[Website and app data records]:
****************
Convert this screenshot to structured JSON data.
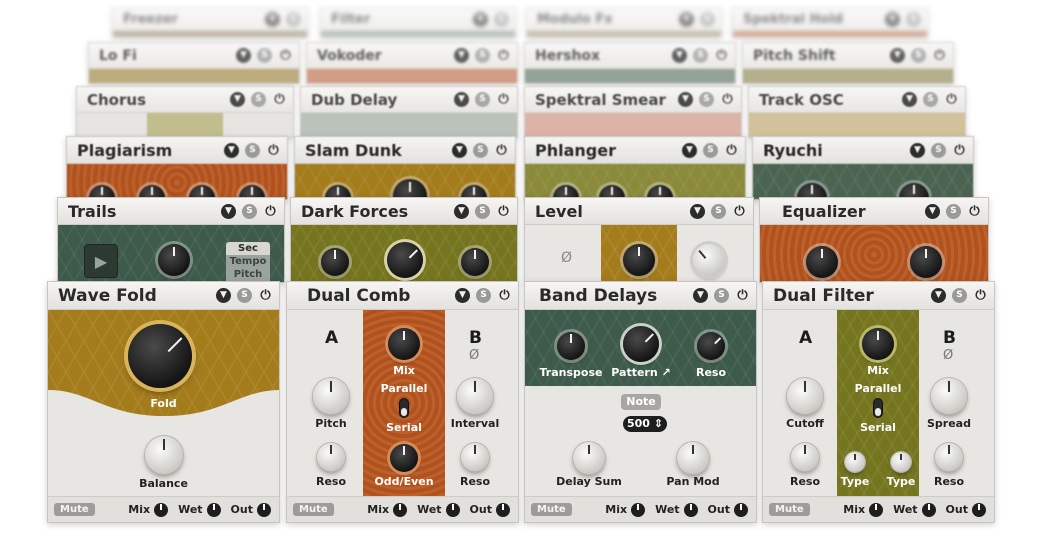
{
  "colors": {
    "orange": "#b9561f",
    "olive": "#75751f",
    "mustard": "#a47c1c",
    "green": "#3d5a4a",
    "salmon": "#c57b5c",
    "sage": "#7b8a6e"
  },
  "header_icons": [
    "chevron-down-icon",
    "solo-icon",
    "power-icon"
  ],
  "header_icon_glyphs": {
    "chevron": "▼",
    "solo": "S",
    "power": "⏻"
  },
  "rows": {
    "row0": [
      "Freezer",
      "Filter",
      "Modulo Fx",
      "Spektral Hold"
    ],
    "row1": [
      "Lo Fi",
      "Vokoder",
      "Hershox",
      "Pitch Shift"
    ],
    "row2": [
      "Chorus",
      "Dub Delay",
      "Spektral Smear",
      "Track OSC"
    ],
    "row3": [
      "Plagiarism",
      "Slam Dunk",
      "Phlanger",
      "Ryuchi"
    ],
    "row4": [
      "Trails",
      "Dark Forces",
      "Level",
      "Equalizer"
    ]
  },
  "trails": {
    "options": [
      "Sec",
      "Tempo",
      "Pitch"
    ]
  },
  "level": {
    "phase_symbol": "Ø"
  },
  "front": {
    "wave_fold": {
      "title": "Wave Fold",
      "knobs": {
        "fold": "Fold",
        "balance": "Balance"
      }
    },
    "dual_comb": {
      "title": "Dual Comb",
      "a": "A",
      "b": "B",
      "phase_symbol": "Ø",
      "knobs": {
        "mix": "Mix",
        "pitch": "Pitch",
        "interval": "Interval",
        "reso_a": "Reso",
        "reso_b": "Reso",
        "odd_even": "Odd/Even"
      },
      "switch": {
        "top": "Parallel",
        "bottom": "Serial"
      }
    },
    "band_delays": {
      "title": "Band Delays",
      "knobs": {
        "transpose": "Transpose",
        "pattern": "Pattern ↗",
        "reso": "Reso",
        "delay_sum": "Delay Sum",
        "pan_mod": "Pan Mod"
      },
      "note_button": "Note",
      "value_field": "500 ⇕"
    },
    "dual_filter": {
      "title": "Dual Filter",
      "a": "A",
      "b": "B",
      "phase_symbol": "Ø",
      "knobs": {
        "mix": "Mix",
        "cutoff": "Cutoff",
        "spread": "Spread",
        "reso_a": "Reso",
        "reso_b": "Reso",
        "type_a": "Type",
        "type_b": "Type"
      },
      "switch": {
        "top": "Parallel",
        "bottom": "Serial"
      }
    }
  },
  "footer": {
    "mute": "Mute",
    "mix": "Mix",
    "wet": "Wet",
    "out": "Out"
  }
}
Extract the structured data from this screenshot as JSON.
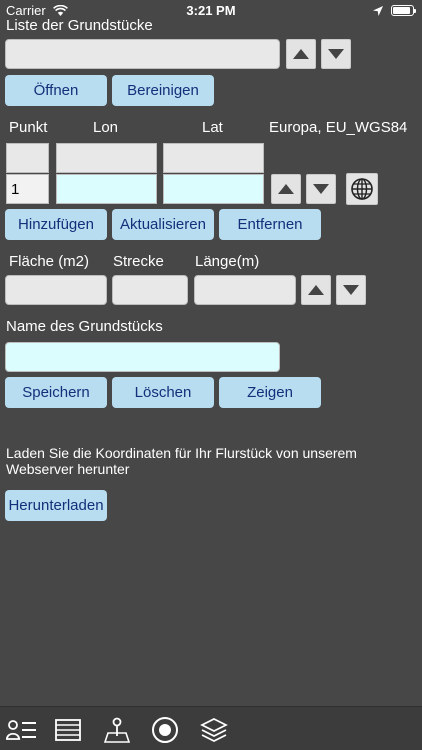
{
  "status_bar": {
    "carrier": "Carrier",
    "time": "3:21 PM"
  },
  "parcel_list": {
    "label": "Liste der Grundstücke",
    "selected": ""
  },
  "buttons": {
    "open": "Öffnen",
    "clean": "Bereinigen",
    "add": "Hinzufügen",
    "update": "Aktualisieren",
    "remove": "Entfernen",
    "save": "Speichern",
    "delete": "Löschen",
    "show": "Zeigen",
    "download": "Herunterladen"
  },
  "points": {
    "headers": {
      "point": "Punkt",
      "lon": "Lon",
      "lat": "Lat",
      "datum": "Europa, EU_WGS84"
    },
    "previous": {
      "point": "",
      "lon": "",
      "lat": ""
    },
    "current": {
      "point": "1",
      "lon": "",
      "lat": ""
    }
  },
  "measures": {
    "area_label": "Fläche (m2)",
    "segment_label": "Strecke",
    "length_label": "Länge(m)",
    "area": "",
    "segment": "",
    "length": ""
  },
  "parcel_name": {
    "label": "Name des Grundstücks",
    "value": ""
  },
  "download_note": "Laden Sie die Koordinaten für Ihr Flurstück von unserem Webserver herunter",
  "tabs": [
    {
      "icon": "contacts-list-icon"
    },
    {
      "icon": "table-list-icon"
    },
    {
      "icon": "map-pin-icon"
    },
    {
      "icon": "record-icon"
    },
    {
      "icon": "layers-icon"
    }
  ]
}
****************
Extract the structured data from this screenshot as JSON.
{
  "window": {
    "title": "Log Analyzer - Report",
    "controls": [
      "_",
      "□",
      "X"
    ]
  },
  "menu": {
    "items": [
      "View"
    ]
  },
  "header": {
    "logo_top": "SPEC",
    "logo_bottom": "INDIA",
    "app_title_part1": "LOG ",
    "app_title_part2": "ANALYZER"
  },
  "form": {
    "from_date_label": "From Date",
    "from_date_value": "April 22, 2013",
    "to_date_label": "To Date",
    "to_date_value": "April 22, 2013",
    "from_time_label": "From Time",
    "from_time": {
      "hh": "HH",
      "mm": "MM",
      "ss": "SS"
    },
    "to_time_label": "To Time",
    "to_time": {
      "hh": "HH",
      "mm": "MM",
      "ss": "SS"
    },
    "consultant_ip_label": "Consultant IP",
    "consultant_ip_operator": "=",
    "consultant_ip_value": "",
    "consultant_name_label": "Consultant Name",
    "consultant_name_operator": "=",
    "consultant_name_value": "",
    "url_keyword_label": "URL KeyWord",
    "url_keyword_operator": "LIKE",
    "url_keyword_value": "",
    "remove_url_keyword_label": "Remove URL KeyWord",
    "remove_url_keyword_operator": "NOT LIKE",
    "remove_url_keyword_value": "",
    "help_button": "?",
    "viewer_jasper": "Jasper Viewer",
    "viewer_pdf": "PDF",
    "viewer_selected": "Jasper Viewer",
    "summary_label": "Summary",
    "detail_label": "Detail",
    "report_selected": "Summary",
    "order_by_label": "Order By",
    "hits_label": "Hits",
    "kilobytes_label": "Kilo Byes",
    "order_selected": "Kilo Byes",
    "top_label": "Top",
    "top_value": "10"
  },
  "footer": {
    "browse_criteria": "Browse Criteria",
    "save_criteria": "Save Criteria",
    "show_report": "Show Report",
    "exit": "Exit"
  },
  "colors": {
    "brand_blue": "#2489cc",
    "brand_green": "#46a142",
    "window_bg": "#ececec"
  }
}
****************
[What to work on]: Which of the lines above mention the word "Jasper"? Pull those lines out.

[Answer for this exercise]:
    "viewer_jasper": "Jasper Viewer",
    "viewer_selected": "Jasper Viewer",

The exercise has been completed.